╭─ Material supplied

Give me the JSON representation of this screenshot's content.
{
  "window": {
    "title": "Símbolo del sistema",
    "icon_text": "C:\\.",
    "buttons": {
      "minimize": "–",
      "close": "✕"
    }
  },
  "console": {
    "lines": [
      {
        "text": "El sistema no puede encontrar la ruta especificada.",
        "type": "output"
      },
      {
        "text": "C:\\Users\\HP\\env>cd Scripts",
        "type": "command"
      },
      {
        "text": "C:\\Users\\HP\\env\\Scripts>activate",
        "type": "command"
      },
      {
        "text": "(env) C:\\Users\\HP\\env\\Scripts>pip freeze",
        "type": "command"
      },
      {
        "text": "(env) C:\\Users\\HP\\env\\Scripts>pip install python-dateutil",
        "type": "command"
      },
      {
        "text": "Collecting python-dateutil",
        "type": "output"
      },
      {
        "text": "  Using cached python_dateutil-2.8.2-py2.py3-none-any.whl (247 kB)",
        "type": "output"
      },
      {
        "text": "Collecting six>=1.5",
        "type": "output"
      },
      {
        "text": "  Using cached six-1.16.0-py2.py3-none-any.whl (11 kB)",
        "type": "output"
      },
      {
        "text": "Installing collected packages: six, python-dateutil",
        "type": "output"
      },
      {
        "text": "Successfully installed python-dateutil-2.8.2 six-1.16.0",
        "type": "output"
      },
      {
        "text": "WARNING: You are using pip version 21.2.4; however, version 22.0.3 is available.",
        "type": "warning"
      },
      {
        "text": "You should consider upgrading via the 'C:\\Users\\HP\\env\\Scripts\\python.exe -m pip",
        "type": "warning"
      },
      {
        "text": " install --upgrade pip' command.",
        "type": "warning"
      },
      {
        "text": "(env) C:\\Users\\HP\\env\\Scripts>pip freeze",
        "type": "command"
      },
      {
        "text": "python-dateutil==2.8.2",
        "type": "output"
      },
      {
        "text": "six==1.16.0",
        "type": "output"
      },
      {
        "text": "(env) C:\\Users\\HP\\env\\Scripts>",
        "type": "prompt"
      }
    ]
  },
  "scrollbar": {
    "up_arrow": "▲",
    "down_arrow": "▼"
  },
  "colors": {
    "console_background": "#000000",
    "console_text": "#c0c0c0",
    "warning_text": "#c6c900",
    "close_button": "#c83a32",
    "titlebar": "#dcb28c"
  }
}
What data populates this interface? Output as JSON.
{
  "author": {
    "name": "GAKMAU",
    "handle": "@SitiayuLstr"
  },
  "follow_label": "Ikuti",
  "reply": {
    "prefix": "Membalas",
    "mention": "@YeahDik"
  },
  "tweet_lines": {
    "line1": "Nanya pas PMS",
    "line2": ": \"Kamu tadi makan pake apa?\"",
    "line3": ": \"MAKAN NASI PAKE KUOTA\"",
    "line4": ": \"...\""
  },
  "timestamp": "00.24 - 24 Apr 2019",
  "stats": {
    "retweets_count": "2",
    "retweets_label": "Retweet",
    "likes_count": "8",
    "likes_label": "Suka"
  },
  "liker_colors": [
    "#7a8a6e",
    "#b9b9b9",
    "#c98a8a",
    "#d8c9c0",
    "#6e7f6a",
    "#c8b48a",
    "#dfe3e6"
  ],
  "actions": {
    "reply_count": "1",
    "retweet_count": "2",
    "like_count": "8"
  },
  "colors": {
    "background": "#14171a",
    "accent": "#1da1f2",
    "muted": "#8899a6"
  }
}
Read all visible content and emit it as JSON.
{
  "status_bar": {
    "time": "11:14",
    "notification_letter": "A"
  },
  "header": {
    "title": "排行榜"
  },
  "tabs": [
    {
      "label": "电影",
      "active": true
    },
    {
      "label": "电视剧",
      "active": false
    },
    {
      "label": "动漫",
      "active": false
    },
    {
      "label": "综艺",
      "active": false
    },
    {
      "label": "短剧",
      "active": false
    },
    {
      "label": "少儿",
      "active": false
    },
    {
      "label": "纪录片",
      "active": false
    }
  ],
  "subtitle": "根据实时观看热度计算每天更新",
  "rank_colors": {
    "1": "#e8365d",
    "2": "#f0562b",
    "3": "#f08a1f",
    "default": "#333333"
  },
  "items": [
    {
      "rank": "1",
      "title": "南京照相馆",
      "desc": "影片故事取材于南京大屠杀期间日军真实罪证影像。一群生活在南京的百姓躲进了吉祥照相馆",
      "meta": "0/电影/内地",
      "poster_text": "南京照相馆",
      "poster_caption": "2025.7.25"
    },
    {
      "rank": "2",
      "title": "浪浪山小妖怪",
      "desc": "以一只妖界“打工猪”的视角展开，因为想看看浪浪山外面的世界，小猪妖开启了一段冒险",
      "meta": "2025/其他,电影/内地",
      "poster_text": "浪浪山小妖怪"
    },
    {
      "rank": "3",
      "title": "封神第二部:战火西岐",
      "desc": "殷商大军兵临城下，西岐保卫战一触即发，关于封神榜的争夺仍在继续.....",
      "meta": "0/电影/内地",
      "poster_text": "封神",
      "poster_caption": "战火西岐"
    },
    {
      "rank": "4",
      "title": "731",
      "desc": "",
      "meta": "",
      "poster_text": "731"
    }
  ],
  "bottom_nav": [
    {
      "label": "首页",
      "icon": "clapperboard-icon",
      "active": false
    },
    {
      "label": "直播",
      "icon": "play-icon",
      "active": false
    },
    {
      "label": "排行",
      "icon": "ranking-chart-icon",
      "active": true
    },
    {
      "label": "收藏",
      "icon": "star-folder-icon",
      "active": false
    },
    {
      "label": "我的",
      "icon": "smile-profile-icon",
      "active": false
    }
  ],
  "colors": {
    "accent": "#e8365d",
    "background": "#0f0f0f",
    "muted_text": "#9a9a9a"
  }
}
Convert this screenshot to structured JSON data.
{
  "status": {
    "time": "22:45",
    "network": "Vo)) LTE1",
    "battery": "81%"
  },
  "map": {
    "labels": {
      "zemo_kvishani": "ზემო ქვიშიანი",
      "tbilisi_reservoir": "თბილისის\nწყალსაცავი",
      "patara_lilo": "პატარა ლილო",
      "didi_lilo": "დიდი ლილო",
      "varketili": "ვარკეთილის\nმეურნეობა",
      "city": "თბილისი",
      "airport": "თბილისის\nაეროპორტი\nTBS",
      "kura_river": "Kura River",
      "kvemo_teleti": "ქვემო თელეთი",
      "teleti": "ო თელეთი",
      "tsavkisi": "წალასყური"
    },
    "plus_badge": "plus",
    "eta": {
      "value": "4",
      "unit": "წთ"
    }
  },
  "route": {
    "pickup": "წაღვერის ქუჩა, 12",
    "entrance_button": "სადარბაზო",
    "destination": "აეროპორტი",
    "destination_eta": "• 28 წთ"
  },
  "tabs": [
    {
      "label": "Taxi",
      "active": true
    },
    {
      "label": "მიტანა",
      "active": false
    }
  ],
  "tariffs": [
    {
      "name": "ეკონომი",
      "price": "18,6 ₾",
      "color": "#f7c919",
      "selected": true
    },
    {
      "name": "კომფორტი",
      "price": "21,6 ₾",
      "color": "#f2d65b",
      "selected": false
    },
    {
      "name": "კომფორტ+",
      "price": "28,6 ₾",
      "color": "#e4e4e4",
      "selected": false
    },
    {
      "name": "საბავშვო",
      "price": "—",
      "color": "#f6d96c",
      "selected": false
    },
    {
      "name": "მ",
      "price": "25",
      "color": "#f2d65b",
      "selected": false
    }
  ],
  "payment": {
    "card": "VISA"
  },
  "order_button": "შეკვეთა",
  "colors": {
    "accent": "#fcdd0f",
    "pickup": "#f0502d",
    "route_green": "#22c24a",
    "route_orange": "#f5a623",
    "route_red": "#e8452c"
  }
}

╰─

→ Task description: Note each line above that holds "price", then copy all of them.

→ Written answer:
      "price": "18,6 ₾",
      "price": "21,6 ₾",
      "price": "28,6 ₾",
      "price": "—",
      "price": "25",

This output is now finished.